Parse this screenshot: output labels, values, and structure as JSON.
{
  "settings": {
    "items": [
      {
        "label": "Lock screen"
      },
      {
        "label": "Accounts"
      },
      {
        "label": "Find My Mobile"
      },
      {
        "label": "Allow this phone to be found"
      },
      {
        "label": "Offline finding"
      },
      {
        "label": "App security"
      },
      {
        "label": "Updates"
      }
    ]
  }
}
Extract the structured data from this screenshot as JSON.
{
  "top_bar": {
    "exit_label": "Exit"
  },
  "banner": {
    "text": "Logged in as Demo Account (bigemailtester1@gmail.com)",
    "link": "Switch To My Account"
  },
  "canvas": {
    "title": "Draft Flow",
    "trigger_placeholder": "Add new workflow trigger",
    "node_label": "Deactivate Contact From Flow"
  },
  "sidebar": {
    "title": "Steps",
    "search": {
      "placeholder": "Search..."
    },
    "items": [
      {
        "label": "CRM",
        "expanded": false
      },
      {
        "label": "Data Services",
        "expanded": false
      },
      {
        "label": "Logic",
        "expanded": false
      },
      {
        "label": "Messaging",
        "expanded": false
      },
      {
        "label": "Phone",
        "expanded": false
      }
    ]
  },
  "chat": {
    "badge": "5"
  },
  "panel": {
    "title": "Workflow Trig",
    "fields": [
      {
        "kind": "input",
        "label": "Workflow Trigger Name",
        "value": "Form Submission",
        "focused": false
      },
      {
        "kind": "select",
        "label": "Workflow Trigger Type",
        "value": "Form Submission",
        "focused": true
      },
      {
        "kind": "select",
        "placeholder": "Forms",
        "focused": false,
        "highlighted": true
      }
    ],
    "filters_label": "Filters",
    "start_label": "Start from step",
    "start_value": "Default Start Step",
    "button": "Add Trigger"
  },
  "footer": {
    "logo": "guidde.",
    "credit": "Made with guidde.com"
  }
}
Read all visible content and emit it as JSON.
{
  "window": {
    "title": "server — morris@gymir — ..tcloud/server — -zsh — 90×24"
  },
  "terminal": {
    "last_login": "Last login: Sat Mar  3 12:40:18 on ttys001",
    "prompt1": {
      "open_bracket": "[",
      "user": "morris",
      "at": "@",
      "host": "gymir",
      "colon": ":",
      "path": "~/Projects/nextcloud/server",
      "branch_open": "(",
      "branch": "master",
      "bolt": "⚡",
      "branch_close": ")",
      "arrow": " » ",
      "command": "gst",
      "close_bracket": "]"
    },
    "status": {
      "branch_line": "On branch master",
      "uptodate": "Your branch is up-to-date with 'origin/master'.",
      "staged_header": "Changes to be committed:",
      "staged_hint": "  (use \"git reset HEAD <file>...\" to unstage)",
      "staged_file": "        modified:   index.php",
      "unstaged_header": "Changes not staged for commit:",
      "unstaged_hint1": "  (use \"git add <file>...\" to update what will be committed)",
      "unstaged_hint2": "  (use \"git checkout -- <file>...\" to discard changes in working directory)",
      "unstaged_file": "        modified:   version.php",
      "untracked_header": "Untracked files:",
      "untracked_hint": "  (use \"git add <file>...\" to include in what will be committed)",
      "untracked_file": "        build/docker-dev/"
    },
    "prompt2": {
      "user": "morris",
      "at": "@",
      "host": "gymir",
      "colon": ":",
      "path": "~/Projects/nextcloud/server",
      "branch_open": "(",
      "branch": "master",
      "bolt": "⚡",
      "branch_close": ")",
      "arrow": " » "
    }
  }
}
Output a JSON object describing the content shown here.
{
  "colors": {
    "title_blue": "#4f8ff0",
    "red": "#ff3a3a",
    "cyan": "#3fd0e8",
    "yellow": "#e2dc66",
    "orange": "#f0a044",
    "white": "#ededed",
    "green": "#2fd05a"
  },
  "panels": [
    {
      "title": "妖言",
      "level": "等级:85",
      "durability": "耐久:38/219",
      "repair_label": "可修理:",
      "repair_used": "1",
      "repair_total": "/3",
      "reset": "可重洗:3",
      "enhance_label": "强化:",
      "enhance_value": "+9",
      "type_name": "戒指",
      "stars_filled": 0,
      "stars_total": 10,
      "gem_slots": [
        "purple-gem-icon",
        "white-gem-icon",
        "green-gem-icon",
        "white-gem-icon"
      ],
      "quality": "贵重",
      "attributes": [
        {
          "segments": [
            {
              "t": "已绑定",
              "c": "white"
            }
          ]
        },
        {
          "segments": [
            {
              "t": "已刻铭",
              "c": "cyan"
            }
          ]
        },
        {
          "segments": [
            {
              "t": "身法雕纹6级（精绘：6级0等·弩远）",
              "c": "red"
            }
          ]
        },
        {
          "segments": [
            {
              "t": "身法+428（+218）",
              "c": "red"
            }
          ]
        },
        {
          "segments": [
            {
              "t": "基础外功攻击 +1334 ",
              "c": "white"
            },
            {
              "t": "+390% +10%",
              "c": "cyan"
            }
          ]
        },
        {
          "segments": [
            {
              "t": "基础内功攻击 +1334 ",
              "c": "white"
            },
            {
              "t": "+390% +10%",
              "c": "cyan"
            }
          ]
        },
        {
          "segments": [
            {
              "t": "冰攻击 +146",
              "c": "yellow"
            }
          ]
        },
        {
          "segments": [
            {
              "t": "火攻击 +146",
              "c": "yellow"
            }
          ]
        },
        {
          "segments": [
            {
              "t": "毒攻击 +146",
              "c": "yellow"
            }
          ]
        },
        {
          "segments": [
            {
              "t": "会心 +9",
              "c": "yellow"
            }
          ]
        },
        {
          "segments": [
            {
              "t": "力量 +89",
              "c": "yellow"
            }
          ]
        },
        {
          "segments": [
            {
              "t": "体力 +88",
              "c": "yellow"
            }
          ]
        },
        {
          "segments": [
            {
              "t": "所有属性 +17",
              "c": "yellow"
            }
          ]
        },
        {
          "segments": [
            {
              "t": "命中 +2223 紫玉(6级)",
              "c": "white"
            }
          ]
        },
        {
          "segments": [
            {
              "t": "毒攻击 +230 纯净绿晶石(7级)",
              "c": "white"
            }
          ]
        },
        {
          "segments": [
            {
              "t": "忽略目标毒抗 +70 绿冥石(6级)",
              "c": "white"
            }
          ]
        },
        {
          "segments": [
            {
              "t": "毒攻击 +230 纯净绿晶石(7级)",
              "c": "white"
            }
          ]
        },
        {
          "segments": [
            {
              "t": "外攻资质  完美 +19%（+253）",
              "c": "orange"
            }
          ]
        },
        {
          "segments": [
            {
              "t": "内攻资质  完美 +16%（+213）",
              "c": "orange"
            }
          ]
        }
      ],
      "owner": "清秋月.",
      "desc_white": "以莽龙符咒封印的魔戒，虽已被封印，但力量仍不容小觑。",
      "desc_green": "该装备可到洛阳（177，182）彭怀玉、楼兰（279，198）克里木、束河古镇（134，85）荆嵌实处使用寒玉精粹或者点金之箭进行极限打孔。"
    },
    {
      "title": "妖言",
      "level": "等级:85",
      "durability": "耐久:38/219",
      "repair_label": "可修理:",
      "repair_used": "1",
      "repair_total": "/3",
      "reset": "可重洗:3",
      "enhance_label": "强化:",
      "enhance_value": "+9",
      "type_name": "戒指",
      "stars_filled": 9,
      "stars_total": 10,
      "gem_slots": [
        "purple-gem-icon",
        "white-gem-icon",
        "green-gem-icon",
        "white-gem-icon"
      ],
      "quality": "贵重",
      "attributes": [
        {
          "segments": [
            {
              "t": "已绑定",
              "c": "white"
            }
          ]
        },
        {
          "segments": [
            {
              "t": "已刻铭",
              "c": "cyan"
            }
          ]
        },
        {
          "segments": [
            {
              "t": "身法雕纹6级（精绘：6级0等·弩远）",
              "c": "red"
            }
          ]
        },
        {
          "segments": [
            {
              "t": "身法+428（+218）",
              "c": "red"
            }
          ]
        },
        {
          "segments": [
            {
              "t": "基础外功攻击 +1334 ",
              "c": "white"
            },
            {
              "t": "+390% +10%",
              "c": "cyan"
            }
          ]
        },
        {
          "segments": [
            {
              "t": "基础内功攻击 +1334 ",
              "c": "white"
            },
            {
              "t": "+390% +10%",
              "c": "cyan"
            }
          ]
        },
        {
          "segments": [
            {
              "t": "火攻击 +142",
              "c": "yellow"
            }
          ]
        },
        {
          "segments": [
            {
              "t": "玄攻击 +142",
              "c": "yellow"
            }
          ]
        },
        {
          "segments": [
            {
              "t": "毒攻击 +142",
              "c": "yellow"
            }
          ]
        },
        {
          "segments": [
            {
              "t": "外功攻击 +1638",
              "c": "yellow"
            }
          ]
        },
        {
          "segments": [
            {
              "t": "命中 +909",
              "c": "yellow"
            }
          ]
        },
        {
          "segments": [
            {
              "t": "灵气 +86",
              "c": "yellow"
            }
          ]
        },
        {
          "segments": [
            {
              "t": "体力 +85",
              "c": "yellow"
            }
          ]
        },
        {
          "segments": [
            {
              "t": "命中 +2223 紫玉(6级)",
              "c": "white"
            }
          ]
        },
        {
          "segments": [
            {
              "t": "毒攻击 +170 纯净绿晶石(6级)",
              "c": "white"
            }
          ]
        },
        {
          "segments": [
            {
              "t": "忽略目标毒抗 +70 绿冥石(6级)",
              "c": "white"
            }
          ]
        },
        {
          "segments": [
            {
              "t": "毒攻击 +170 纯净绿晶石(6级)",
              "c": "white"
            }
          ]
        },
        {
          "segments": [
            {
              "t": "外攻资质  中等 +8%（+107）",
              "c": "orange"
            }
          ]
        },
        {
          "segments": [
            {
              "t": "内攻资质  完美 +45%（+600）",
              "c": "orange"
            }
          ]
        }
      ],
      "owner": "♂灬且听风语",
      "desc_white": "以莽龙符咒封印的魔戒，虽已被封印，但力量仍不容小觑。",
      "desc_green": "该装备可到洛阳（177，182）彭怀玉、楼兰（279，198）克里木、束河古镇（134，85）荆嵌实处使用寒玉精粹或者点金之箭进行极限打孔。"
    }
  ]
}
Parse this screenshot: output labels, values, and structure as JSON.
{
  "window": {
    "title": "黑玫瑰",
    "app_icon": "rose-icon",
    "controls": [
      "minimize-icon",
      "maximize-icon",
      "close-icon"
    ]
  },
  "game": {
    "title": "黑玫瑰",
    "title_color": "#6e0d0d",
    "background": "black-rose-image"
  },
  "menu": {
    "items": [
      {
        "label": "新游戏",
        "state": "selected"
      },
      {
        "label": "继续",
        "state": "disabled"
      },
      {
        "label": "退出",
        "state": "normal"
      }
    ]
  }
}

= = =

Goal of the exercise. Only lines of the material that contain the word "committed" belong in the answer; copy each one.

Answer for the task.
      "staged_header": "Changes to be committed:",
      "unstaged_hint1": "  (use \"git add <file>...\" to update what will be committed)",
      "untracked_hint": "  (use \"git add <file>...\" to include in what will be committed)",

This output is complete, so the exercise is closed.